Skip to main content

In the 19th century, wealthy Americans enjoyed extensive explorations of Europe, many traveling to the continent multiple times in their lives. They formed their own Grand Tour, modeled on the British custom of exploring classical sites in Italy. American travelers collected art and furnishings along the way. This exhibition features many of these souvenirs collected by Savannah families.

Savannah sisters Mary and Margaret Telfair enjoyed four trips to Europe, traveling throughout the continent and visiting many famous sites. On their first trip in 1841, Margaret Telfair met and married William Brown Hodgson, a fascinating man with vast intellectual interests. Hodgson became an integral member of this intimate family group and made three more trips to Europe with the sisters over the next 30 years. A former diplomat to the Barbary States, Algeria, the Ottoman Empire, Egypt, and Peru, Hodgson spoke 13 languages. Once Hodgson relocated to Savannah, he pursued a wide variety of academic studies, including Islamic culture, linguistics, orientalism, and geology.
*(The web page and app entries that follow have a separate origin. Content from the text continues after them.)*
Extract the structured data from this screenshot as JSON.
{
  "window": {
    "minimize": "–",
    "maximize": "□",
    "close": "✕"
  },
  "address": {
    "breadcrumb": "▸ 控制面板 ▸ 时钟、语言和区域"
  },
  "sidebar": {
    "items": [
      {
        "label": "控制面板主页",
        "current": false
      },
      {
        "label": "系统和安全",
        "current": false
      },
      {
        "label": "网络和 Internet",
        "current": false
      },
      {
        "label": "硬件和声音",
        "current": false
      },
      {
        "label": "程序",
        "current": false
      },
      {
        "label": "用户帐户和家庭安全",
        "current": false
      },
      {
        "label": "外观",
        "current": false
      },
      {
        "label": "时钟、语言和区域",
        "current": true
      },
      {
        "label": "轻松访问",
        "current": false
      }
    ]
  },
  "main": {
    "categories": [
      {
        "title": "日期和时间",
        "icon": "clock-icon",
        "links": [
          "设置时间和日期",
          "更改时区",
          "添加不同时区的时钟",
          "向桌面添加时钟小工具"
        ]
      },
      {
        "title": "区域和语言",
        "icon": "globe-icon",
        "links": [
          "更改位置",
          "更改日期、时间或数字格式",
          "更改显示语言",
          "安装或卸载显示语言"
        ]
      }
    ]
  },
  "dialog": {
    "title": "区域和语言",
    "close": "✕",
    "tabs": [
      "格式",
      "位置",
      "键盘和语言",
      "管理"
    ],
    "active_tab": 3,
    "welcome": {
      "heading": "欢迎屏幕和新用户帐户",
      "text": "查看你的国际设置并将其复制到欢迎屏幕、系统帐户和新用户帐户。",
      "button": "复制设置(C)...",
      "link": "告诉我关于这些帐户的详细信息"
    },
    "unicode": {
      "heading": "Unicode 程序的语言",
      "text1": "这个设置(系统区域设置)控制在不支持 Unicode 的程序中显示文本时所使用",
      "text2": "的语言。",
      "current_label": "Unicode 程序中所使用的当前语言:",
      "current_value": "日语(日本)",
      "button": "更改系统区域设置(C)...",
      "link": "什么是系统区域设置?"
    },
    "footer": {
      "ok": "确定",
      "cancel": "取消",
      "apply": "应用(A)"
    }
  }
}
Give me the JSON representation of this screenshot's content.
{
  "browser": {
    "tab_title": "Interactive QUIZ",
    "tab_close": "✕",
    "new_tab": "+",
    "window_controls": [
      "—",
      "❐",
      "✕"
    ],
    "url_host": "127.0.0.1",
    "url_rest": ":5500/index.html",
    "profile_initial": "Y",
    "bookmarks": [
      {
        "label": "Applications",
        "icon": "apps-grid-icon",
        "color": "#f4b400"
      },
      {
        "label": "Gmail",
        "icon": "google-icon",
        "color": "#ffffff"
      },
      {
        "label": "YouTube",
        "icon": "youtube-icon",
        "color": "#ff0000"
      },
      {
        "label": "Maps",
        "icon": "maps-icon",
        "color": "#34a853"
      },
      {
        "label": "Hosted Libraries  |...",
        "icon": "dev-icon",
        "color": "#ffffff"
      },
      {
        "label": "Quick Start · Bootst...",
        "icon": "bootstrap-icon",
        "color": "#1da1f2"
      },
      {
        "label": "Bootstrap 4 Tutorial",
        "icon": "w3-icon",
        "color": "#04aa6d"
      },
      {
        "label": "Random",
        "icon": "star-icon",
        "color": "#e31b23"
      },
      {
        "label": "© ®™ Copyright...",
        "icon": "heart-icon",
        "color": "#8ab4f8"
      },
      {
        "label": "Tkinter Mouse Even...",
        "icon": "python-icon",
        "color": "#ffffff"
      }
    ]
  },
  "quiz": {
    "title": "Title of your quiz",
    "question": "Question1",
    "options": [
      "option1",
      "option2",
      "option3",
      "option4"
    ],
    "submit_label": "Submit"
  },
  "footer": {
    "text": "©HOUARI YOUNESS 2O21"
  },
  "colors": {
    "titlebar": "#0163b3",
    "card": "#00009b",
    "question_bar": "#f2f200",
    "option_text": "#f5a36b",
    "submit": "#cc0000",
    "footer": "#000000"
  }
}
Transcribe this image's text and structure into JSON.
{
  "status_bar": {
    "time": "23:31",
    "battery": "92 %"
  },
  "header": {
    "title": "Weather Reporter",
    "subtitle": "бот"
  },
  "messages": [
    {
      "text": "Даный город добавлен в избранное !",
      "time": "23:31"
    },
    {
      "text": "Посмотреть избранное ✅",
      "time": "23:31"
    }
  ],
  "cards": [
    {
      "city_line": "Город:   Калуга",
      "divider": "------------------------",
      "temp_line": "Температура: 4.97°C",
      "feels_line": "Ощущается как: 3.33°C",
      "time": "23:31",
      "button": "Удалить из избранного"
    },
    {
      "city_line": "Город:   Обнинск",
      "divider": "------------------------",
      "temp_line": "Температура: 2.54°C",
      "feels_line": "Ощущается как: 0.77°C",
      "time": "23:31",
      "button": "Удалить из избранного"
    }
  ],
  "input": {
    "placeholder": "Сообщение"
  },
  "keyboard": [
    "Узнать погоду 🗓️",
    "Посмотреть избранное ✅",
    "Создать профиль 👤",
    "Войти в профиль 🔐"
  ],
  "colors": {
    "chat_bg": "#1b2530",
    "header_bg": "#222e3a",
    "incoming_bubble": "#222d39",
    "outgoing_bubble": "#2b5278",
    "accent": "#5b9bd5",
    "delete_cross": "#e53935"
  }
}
The exploration and consumption of cultures has been a common pastime in the West for hundreds of years. Considering Hodgson’s fascination with cultures of the East, part of the exhibition features fine and decorative arts obtained and showcased by Europeans searching for the exoticism of the Orient. Many of these textiles and ceramics were imported to the United States, while others were made by Americans in “oriental” styles. As these motifs became popular, more images of the East were sent back to Europe. European photographers captured choreographed images taken in front of painted backdrops that embodied eastern stereotypes.

To learn more, view our opening lecture.

This exhibition is organized by Telfair Museums and curated by Shannon Browning-Mullis, Curator of History and Decorative Arts.